The annual budget of the Ceremonial is $600,000. Byerley said the funds come from multiple sources that sponsor the annual event.

For the 2018 Ceremonial, things will be primarily the same as previous years, the night parade is on Thursday, the standard parade on Saturday, and the crowning of the Gallup Inter-Tribal Queen.

The song and dance will be at a different arena this year on Aug. 11-12.

On Aug. 12, the Old School Days Rodeo is going to have a paid gate courtesy of Thunderbird Supply Co. and Coca-Cola Bottling Co. Attendees will have to pay $5 for parking.

Byerley said the rodeo will feature the classic events from more than 50 years ago plus modern rodeo events like the short go round, showcasing the best of the best.

“We’re going to have top cowboys like Aaron Tsinigine, one of the PRCA’s top ropers in the world. He’ll be here with cowboys from Phoenix, Albuquerque, eastern New Mexico and Oklahoma. We’ll have cowboys from everywhere,” he said.

For most spectators, the night performance is the quintessential Ceremonial experience.

This year, the tribal dancers and performers include: Aztec, Pine Mountain Apache, Diamond Creek Apache, Southern Cheyenne, Chickasaw, Comanche, Hopi, Navajo Fire Lighters, Navajo Pollen Trail, Ohkay Owinge, Pima, Sioux, Taos Pueblo, Totonac Voladores, Cellicion Dancers of the Zuni Pueblo, Kallestewa of the Zuni Pueblo, Olla Maidens of the Zuni Pueblo, Maricopa, Omaha, and Northern Cheyenne.

“The Voladores are coming back again on Friday and Saturday night. They’ll also be in the parade. We got the White Buffalo coming back for the night performances,” he said.

The Horse Stealing Dance is a new event this year and Byerley said it is going to be something different from two dance groups.

“We got a really nice horse and he’ll be painted up all Native American. We got a nice Native American lady that’s going to bring him in,” he said.

The official Ceremonial Magazine came in July 30 and is being distributed throughout the area.
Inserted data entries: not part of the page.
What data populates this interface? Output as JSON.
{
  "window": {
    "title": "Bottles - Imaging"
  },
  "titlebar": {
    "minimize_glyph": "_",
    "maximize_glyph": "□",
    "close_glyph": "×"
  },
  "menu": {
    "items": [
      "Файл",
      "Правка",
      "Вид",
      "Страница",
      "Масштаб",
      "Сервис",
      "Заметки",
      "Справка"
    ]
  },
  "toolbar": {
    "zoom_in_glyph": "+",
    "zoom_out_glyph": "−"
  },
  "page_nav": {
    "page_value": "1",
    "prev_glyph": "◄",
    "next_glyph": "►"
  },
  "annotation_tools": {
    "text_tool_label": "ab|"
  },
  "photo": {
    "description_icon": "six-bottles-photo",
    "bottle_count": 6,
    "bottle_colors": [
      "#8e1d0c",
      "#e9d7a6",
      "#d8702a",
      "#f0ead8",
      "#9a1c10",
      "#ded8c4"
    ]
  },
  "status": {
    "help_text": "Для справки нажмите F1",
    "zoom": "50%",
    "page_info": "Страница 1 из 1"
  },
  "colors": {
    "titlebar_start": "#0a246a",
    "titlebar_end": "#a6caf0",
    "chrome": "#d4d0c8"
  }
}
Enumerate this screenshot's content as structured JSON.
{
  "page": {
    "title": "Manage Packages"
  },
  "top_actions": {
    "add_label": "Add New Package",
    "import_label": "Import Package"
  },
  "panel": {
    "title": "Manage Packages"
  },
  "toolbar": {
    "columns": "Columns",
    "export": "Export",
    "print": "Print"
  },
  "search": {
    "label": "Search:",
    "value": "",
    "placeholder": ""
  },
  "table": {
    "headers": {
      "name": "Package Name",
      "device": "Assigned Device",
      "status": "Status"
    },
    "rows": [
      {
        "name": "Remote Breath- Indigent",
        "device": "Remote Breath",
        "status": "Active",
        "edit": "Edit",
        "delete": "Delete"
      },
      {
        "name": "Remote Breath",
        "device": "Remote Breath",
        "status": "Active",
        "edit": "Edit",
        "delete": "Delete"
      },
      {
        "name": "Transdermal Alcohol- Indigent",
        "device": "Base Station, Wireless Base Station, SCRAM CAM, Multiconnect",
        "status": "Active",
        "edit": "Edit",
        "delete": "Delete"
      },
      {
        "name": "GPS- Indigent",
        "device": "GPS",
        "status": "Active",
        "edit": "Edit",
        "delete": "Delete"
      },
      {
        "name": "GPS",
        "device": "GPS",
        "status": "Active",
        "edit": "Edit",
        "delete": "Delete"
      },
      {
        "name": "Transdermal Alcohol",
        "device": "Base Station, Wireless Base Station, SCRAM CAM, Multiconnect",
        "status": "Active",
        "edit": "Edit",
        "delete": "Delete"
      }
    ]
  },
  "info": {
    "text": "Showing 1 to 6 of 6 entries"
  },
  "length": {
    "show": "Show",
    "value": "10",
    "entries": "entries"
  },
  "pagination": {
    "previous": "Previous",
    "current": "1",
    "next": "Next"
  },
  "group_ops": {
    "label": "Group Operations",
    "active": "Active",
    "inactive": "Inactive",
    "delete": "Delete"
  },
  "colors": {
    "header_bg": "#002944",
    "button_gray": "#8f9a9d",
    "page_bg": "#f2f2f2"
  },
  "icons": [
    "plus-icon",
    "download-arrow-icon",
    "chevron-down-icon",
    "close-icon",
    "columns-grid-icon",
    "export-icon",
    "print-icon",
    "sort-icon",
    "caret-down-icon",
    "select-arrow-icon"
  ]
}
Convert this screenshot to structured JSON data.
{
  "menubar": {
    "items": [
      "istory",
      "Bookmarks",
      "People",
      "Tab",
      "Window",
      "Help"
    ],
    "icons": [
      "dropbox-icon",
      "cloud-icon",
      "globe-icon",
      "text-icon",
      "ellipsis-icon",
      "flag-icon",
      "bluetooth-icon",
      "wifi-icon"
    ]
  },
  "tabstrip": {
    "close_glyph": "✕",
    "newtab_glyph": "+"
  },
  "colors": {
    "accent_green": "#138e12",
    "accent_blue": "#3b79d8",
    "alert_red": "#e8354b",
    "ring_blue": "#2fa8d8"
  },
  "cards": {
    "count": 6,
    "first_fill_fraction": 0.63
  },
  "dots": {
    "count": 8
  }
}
Pickup a copy for a complete schedule of events or visit:


By Rick Abasta 
Sun Correspondent